(Listed records)
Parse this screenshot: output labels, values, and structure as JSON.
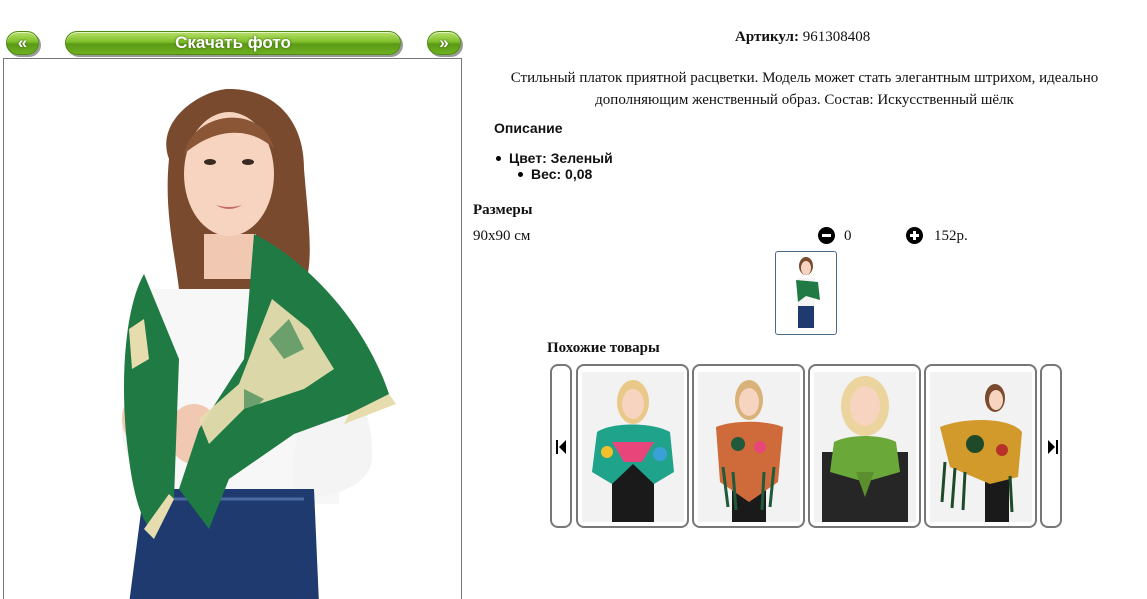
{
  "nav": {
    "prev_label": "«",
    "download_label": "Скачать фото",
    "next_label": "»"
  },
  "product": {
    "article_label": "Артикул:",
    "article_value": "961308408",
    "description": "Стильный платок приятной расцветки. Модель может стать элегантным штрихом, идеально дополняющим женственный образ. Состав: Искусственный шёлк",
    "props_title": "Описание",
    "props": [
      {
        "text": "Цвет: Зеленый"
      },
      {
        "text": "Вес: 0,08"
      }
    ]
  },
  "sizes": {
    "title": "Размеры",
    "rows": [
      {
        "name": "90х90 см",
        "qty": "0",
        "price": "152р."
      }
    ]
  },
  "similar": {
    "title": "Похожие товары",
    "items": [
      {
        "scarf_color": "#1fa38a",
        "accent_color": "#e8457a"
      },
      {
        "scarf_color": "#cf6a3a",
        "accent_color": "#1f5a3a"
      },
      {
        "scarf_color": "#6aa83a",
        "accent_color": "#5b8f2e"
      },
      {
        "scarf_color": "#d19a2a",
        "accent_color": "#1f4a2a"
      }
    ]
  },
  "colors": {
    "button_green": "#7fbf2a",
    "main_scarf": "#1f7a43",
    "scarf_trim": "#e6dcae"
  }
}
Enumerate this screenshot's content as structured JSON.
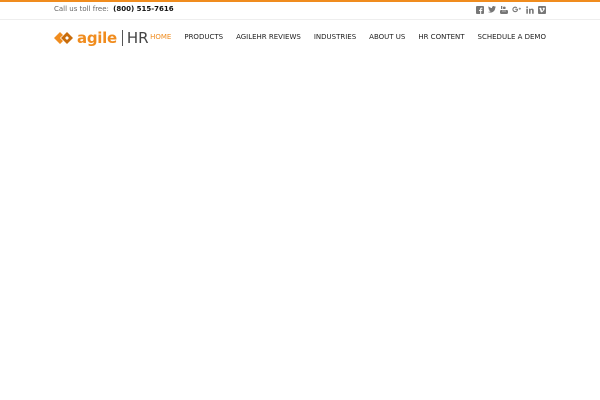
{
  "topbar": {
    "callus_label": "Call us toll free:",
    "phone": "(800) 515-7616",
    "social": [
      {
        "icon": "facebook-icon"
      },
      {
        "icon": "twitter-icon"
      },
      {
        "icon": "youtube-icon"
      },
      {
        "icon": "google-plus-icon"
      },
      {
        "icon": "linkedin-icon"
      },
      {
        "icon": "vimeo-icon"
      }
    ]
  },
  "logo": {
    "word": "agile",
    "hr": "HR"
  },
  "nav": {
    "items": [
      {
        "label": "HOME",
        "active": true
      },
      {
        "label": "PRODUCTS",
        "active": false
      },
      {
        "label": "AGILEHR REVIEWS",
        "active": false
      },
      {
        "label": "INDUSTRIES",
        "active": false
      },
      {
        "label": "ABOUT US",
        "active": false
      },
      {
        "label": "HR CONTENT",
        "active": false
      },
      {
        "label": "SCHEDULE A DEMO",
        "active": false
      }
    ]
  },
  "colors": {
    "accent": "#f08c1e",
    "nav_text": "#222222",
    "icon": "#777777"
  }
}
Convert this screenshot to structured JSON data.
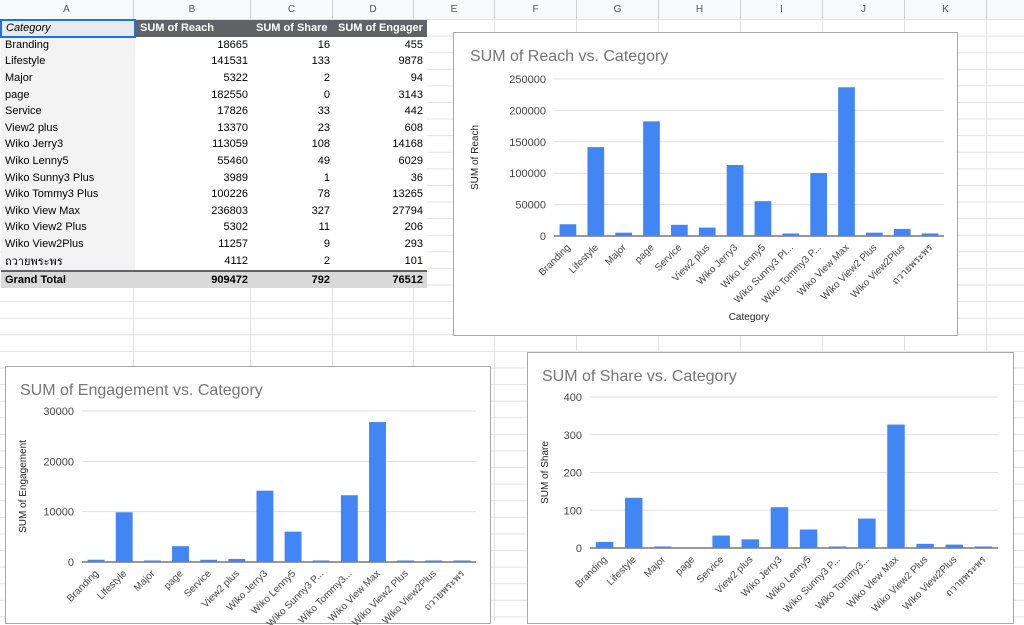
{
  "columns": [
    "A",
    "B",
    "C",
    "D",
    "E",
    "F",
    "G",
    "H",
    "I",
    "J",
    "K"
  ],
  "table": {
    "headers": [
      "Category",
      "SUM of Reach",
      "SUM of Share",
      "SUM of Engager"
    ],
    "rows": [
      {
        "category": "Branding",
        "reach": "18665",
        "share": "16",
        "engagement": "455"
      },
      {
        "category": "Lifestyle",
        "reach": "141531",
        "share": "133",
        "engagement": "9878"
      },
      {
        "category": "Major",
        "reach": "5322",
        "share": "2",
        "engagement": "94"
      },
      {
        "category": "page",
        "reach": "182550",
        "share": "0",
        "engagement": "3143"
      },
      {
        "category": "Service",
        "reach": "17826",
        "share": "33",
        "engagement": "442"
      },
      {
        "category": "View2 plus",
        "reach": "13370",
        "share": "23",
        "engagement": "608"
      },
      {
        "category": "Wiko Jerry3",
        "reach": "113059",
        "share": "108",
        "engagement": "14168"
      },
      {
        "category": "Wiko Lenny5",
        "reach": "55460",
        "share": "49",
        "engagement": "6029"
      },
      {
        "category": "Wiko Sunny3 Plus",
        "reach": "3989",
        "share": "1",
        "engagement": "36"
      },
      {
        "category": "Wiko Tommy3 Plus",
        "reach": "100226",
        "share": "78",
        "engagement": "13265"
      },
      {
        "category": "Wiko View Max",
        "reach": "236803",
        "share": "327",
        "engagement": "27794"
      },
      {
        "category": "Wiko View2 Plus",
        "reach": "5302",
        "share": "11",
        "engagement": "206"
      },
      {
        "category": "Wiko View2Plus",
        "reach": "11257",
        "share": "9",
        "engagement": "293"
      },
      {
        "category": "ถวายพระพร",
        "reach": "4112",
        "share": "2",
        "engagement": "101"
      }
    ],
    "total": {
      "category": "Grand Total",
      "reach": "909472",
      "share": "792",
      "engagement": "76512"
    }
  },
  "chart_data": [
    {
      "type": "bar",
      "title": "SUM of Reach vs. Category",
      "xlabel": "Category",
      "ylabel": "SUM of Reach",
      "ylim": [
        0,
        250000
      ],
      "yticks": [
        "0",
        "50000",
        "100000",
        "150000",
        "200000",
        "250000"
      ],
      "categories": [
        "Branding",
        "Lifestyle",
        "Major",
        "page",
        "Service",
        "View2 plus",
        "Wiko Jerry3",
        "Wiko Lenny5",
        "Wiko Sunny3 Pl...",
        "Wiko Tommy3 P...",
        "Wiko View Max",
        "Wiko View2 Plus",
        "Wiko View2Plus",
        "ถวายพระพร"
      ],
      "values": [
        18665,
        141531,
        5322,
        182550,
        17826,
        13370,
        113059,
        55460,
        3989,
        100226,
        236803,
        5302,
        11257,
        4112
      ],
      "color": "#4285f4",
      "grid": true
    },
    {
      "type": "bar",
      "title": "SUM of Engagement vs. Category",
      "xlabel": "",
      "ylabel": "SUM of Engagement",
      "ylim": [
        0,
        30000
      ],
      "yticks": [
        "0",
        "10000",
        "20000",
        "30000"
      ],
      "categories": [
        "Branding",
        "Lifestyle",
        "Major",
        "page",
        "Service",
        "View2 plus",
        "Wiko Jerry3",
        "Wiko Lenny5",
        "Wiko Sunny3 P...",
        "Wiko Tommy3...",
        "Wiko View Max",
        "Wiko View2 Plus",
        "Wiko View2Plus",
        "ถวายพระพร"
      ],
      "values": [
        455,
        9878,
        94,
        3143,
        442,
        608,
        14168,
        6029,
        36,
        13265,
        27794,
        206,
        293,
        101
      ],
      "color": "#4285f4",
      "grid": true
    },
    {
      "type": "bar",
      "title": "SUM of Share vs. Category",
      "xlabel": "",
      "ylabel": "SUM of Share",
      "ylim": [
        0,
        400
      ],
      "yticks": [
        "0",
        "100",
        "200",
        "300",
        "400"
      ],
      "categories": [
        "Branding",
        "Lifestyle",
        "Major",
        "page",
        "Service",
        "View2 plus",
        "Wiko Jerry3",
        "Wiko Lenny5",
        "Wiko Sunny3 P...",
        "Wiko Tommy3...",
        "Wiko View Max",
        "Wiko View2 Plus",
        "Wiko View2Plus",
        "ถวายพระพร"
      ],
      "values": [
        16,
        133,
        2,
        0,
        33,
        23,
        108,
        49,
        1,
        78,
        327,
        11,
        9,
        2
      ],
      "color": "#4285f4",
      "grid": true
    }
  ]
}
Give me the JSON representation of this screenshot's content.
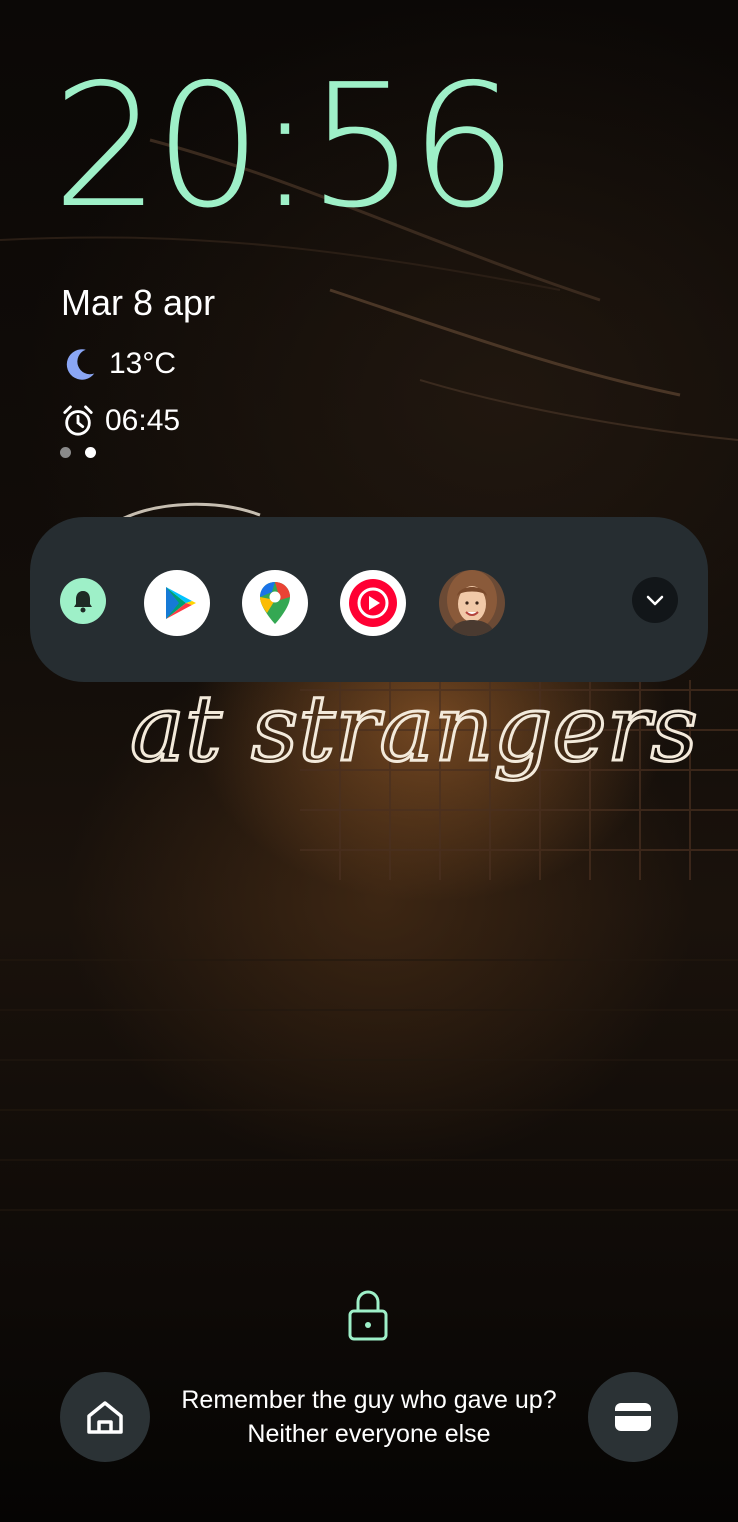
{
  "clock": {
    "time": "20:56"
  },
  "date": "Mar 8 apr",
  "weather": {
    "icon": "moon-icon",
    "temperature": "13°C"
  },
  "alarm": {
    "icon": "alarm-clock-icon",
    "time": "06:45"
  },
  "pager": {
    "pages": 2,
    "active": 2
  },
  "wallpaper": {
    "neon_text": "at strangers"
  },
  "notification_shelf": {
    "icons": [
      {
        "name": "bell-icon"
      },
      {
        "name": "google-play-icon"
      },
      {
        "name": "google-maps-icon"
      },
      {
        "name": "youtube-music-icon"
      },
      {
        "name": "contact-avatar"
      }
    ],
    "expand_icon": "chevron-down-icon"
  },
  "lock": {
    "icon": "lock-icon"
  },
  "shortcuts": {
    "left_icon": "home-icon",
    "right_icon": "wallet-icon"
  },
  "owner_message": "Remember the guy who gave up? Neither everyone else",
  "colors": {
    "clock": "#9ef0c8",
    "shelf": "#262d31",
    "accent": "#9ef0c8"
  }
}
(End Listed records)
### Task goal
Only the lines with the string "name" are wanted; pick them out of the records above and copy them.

### Answer below
        "name": "90х90 см",
        "name": "bell-icon"
        "name": "google-play-icon"
        "name": "google-maps-icon"
        "name": "youtube-music-icon"
        "name": "contact-avatar"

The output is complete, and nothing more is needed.